Let’s face it, it probably wouldn’t be hard to do a better job of developing the good things, and of eliminating the bad – and through that, boosting our company’s performance.

In this article I will give my own checklist and tips on what to do. But first, why bother at all? All this soft, fuzzy stuff doesn’t actually make us more profitable, does it?

It sure does. Research* now shows conclusively that companies who invest in strategies to develop their staff and use good people management practices have a huge bottom line payoff: in the case of aerospace industries, sales per employee were +161% and ‘value added’ per employee was +62%. The researchers accurately called these ‘High Performance Work Organisations’. How would you like to get results like these?

Peak performance levels are also affected by managing stress and pressure effectively, so make sure that every one of your people feels that their work is somewhere between interesting and stretching. As we are all individuals – sorry, this is only achieved by managers getting to know each of their direct reports well. I will pen a separate article on stress and pressure to explain this in more detail.

Failing to manage stress levels can be incredibly costly. Occupational health legislation is often seen to cover things like hazards, injuries and accidents, but damage to health caused by excessive stress is often overlooked. Losing someone for several months, or permanently, due to stress is serious for them and the company. And one of these days a company will face a massive compensation payout for failing in its duty to manage stress effectively. Please don’t let it be you.

My Tips for building your system for managing and developing staff performance:

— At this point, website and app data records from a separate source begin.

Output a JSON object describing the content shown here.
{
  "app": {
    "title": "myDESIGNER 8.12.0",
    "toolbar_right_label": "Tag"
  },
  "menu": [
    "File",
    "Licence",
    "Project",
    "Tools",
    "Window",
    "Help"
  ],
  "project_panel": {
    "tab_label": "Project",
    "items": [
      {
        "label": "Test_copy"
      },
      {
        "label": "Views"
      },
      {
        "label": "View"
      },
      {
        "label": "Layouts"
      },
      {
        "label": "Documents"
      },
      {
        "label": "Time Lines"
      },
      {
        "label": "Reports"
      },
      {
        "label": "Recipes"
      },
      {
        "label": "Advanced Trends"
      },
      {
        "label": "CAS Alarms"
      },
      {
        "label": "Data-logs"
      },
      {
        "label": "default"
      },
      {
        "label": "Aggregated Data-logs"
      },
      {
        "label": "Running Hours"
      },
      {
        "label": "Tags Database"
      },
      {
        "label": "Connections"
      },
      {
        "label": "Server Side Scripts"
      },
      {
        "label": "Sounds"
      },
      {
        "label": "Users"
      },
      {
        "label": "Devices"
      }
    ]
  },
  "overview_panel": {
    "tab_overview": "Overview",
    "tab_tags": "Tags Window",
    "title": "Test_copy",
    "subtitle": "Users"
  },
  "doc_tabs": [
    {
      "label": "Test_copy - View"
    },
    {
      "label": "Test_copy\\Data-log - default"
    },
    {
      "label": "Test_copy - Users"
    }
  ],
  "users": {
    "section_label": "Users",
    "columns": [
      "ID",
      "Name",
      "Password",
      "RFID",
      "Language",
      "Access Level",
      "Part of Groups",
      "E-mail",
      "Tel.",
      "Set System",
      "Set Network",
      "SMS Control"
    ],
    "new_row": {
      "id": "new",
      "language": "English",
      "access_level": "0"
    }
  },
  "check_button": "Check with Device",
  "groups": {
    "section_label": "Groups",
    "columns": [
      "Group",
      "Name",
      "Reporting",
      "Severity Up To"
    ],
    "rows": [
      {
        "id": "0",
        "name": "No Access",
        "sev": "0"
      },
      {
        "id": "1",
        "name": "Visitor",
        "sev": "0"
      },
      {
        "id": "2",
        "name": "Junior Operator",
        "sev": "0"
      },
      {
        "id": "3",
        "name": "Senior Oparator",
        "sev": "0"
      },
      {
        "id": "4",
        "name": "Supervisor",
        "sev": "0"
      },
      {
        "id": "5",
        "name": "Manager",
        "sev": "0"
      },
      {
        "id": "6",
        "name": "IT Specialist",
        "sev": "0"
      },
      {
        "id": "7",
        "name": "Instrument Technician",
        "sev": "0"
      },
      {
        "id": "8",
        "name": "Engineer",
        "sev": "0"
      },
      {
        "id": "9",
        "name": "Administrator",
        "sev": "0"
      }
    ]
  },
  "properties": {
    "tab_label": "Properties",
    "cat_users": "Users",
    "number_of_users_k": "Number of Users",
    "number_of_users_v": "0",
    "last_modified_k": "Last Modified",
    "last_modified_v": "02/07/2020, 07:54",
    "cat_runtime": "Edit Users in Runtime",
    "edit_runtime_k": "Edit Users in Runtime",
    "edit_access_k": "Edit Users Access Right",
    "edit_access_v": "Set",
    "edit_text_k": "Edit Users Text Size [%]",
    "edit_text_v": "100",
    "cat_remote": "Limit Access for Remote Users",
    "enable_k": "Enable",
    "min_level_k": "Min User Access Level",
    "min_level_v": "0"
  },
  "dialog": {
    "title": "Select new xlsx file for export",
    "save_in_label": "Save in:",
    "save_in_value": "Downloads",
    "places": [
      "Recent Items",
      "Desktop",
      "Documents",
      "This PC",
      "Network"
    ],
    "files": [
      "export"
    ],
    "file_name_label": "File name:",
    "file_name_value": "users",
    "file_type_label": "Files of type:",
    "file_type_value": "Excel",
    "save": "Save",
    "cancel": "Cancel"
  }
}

  • Performance is seen in people’s competence on the job. Competence is made up of three things: Skill, Knowledge, and Personal Qualities.
  • Start with the most important people, your natural leaders, or those closest to you, to begin with. When you all get the hang of this, consider rolling it out to everyone.
  • Involve at least your key people in building up a picture of the competences that you all think an ideal, awesome team member would have. Check that this is in line with your vision for the company.
  • Ask them each, individually, to identify their 3 strongest competences from this list, and to give practical examples of when/how they have shown those strengths. Feel free to add further evidence and encouragement if you agree! PS: Do the same thing yourself.
  • Ask them to identify the 3 things they most need to develop in the future. (You too).
  • If you agree, and if developing these things will help your company perform better as well, work out the most effective (and cost effective) action plan for these competences to be developed. Each individual should have first ownership of making it happen, but the company needs to come up with the time/resources that it has agreed to as well.
  • If you think different competences need to be developed, say so and why, and come to an agreement with the person on the way forward.
  • Consult with them on your own areas for development. Maybe they have better suggestions!
  • Follow up at an agreed future date. I suggest every 3 months for a quick update, and one year later to recognise progress and to repeat the process, but this might need to be more frequent in your circumstances.
  • Get used to giving people feedback on the run – every time you notice them demonstrating competence, say so! Every time you notice them falling below expectations, say so and also explain what you are looking for in the future.
  • Give them space to respond to your feedback, ask them if you are right, and be prepared to give them more examples if they don’t understand or believe you.

* Oxford University study of 500,000 employees of various aerospace industry companies, published by the British Society of Aerospace Companies at www.sbac.co.uk

Hugh Todd
24 September, 2010